This is why the composition of The Good Ones is important. These musicians have come together across social divisions to heal the damage done to their people. Their name is a monument to this: It was an active attempt to seek out “the good ones” after having endured and witnessed unthinkable horrors. Their 2019 album, RWANDA, you should be loved, arcs through sombre tragedy and deep expressions of love, and throughout it all is sincerity. There is little artifice here. The band members are workers in the local agricultural district, much of the percussion in the album was created by the tools that were to hand on Kazigira’s farm - where the album itself was recorded and where Kazigira hid during the genocide. It’s difficult to communicate the circumstances of this album without coming across like a well-meaning but ultimately unhelpful celebrity in a festive charity ad: A white man in a branded white t-shirt gesturing at “Africa” and lamenting its “tragedy”. We should let the music speak for itself and for The Good Ones, so let’s do that.

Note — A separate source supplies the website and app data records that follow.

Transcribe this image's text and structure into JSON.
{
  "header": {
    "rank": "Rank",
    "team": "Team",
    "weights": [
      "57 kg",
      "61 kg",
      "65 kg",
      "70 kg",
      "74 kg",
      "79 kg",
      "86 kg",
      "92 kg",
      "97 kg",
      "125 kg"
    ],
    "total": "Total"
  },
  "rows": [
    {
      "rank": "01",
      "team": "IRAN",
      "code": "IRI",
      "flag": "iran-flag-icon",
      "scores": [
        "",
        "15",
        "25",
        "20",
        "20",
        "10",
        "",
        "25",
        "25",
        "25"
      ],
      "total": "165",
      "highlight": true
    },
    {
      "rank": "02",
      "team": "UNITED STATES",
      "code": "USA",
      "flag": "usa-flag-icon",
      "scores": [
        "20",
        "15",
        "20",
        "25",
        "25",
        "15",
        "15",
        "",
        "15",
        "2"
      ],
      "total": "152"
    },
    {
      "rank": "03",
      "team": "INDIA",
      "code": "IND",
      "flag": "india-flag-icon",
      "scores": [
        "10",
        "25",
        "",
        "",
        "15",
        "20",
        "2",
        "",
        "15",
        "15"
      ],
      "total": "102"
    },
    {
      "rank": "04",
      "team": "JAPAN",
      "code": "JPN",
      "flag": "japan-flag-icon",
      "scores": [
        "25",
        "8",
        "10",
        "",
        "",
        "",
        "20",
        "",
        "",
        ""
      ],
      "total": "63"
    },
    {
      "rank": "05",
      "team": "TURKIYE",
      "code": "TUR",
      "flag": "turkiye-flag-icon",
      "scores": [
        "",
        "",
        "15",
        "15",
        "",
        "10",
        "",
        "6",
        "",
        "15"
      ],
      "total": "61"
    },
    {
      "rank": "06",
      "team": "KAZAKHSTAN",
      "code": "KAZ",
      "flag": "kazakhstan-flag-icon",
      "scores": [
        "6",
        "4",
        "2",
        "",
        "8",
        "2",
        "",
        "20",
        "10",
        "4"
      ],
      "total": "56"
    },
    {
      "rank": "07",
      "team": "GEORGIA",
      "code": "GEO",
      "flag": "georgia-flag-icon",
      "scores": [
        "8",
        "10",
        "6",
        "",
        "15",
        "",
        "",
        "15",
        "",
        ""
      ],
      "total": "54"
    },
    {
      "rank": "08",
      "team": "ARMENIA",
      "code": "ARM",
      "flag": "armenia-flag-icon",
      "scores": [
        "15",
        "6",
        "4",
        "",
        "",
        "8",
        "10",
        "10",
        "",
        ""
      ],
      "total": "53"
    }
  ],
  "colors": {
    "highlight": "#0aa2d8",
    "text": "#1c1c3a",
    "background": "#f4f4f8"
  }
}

The songs in RWANDA, you should be loved are sung in one of Rwanda’s native tongues, Kinyarwanda. Only the song titles have been translated to English, an artefact of this is that they read like prose. Within the tracks, The Good Ones pursue a kind of African bluegrass that’s imbued with the Kinyarwanda language. A few musicians who you may be familiar with feature on this album: Tunde Adebimpe, Nels Cline, Corin Tucker, and Kevin Shields. Their presence is subtle, and rightly so. These featured artists can only be detected by an extra instrument chasing the melody or an unfamiliar adjustment in composition. For instance, Kevin Shields features on A Long, Sad Journey Watching You Die. Despite the devastating title, the song gently ebbs and flows in an uplifting way thanks to Shields, who plays the swelling keys that lift Kazigira’s vocals.
My first pick from the album is Despite It All I Still Love You, Dear Friend, a deeply beautiful song. A video was released by ANTI-Records giving context for the track, which stumbles into life with acoustic guitarwork accompanied by what must be Adebimpe’s pitch-perfect whistling. It immediately breathes life into the air. Havugimana begins to play the tambourine, which remains with us through this touching song. Trust me; you’ll be charmed within seconds. The next pick is Where Did You Go Wrong, My Love, featuring Nels Cline, who is well known for his work in Wilco. Cline can be heard playing the electric guitar on the track. He adds to the song without tearing the delicate and vibrant fabric woven by The Good Ones as they endeavour to express their Rwanda through this album.
On a final note about this album: in a previous decade this album may have been labelled “World Music”. I cannot think of anything more insulting, stupid, and arrogant than calling this album such. It’s also an echo of those colonial roots - music within the Global North is perceived as a mosaic of different noises and sound, everything else is just… The World. The entire concept of RWANDA, you should be loved is evidence of how harmful and foolish this is. It’s an expression of an intimate relationship between people from a different culture with a nation we perceive from the outside. This is what music is about, showing us the interior and revealing the vibrancy that lies within. This album is a monument to that, and the world is brighter for it. I hate to end on cheese but: Rwanda should be loved, and it clearly is.
See you in two weeks and don't forget to support artists by buying their merch or music through Bandcamp!
Solidarity and love,